→ **Work instruction**:
The entries should be given again so that each one matches the original exactly.

### Extracted data

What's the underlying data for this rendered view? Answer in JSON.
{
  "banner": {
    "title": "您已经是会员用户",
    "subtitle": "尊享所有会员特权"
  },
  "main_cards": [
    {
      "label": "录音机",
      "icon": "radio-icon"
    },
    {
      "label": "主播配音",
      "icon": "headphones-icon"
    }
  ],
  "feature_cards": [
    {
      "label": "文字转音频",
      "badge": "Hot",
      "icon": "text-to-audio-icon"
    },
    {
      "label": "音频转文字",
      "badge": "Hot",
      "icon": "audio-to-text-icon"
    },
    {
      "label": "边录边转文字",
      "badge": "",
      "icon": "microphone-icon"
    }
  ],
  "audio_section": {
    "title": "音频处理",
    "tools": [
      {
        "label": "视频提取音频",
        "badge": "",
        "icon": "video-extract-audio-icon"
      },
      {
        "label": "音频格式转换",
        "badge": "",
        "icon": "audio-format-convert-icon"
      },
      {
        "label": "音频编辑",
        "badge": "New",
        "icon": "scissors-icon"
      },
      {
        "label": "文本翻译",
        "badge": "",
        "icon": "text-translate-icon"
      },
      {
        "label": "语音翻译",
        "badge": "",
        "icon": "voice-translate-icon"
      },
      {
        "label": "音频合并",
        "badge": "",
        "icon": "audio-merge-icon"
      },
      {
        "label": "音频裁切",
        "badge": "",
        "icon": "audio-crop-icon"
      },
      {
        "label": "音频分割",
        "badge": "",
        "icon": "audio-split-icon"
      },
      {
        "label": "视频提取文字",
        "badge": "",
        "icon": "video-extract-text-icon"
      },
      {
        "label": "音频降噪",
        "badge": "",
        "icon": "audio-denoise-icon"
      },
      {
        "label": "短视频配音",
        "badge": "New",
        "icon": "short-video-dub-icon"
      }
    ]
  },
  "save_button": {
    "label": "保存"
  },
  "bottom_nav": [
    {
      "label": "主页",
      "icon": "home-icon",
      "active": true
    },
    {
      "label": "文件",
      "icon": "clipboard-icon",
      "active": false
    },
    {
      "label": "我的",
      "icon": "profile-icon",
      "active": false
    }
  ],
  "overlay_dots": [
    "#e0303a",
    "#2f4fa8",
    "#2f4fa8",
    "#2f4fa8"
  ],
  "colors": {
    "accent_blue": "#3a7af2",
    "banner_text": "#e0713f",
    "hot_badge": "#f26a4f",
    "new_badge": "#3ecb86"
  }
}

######

→ **Reply**:
What's the underlying data for this rendered view? Answer in JSON.
{
  "banner": {
    "title": "您已经是会员用户",
    "subtitle": "尊享所有会员特权"
  },
  "main_cards": [
    {
      "label": "录音机",
      "icon": "radio-icon"
    },
    {
      "label": "主播配音",
      "icon": "headphones-icon"
    }
  ],
  "feature_cards": [
    {
      "label": "文字转音频",
      "badge": "Hot",
      "icon": "text-to-audio-icon"
    },
    {
      "label": "音频转文字",
      "badge": "Hot",
      "icon": "audio-to-text-icon"
    },
    {
      "label": "边录边转文字",
      "badge": "",
      "icon": "microphone-icon"
    }
  ],
  "audio_section": {
    "title": "音频处理",
    "tools": [
      {
        "label": "视频提取音频",
        "badge": "",
        "icon": "video-extract-audio-icon"
      },
      {
        "label": "音频格式转换",
        "badge": "",
        "icon": "audio-format-convert-icon"
      },
      {
        "label": "音频编辑",
        "badge": "New",
        "icon": "scissors-icon"
      },
      {
        "label": "文本翻译",
        "badge": "",
        "icon": "text-translate-icon"
      },
      {
        "label": "语音翻译",
        "badge": "",
        "icon": "voice-translate-icon"
      },
      {
        "label": "音频合并",
        "badge": "",
        "icon": "audio-merge-icon"
      },
      {
        "label": "音频裁切",
        "badge": "",
        "icon": "audio-crop-icon"
      },
      {
        "label": "音频分割",
        "badge": "",
        "icon": "audio-split-icon"
      },
      {
        "label": "视频提取文字",
        "badge": "",
        "icon": "video-extract-text-icon"
      },
      {
        "label": "音频降噪",
        "badge": "",
        "icon": "audio-denoise-icon"
      },
      {
        "label": "短视频配音",
        "badge": "New",
        "icon": "short-video-dub-icon"
      }
    ]
  },
  "save_button": {
    "label": "保存"
  },
  "bottom_nav": [
    {
      "label": "主页",
      "icon": "home-icon",
      "active": true
    },
    {
      "label": "文件",
      "icon": "clipboard-icon",
      "active": false
    },
    {
      "label": "我的",
      "icon": "profile-icon",
      "active": false
    }
  ],
  "overlay_dots": [
    "#e0303a",
    "#2f4fa8",
    "#2f4fa8",
    "#2f4fa8"
  ],
  "colors": {
    "accent_blue": "#3a7af2",
    "banner_text": "#e0713f",
    "hot_badge": "#f26a4f",
    "new_badge": "#3ecb86"
  }
}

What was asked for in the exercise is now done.